Thursday, January 2, 2014

A Resolution: #Kinderchat Blog Challenge, Day 2

Today's prompt for the #kinderchat blog challenge is to write about one resolution we have for the year.

I saw this penguin staring down a rubber duck at the aquarium.
I love his confidence and the fact that he's not backing down.

I'm not one for rash resolutions just because it's the new year; but I am for creating change, reflection and continued improvement.  There are several things that I have recently begun or am planning to start/get back into, but ultimately they all contribute to my one resolution, something that I have been reflecting on and working upon for the past year.

This year, I am resolving to try to be confident.  

I'm hoping to do this in ways both big and small that add up to me beginning to trust myself and my decisions and not to agonize over every choice after the fact.  Change doesn't come suddenly, it takes work and reflection and messing up and trying again.  I know that there is a lot of work I need to do with the taking care of me; to begin I am going to (try) to stop apologizing for things that don't need an apology because I'm quite guilty of saying "I'm sorry" when someone else bumps into me or when someone is angry near me or.....the list is embarrassingly long.  I'm also going to try to be more confident in my casual, day to day interactions with people.  Like many people, I am not overly happy with my physical appearance and, as a result, I often look down when walking down the street or display nervous body postures when talking to those I don't know well-all of which come across as slightly aloof, not a reflection I want to give.

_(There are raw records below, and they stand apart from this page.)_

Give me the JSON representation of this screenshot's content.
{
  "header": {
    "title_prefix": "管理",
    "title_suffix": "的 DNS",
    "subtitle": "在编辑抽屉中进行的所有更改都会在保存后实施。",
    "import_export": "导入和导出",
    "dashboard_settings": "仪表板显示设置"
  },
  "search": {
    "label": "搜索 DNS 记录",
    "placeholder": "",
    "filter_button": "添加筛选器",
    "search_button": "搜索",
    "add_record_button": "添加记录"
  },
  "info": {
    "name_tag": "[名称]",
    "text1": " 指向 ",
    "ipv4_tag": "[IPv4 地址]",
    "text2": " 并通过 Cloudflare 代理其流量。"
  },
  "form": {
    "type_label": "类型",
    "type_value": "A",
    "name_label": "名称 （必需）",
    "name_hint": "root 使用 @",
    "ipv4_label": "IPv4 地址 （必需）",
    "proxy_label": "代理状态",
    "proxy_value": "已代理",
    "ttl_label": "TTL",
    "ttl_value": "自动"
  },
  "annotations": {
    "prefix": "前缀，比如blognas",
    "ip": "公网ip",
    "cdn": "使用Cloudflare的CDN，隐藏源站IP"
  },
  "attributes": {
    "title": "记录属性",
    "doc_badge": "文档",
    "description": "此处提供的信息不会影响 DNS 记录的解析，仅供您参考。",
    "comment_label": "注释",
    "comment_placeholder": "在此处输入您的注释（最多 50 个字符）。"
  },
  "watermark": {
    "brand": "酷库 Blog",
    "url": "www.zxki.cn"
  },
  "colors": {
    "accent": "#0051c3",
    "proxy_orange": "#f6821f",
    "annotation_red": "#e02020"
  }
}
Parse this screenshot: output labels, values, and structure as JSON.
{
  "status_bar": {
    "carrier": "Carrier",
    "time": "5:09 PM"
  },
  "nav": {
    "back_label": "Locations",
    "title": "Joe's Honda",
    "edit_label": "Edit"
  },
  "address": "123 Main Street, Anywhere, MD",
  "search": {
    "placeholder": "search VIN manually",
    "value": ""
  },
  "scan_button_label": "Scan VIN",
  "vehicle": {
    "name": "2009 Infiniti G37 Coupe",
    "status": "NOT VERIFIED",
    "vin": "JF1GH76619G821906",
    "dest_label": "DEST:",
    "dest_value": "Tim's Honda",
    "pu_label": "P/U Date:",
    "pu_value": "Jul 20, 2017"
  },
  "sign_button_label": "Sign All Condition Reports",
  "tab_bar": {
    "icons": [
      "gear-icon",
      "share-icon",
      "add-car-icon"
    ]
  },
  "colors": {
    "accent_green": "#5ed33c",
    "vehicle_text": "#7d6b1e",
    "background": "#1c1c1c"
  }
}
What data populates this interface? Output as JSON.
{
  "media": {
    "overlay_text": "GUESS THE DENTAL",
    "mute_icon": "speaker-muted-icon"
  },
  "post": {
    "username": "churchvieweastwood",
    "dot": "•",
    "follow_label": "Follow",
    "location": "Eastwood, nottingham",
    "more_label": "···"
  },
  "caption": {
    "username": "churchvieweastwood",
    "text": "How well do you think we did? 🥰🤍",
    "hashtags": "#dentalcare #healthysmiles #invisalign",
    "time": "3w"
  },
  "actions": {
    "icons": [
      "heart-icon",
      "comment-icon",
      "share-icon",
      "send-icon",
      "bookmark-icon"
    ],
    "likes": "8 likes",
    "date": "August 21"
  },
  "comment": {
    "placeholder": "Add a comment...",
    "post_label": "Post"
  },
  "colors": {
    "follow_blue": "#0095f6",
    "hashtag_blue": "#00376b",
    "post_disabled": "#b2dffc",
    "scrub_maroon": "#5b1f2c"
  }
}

As I work hard to show better confidence in small ways, I also want to work on my professional confidence.  In a detached way, I know that I understand child development and working with families and young children deeply and am able to apply this understanding in my work and in professional conversations.  But, in the day to day, I second guess myself constantly.  Especially when confronted.  On a practical level, I need to be more confident in what I know and do so that the families I work with are able to feel secure in our relationships.  On a professional level, confidence in my knowledge and practice is necessary for the eventual direction I want to take in the field of early childhood care and education.  On a political level, teachers of young children need to be confident in what we do in a way that allows us to defend play, children and families, and our profession.

This is my resolution for change.  One I hope is realistic and one I know will be a lot of hard work.

Wednesday, January 1, 2014

A Photo to Represent 2013: #Kinderchat Blog Challenge, Day 1

In an effort to bring blogging back to my reflective practice, I'm planning to participate in the Kinderchat 30 Day Blog Challenge as a way to reinvigorate this blog.  Make sure to check out the blogs of the other wonderful early childhood educators participating in the challenge!

Day 1: Wordless (mostly) Wednesday: A Photo (s) to represent 2013

2013: Attempting to Defy Gravity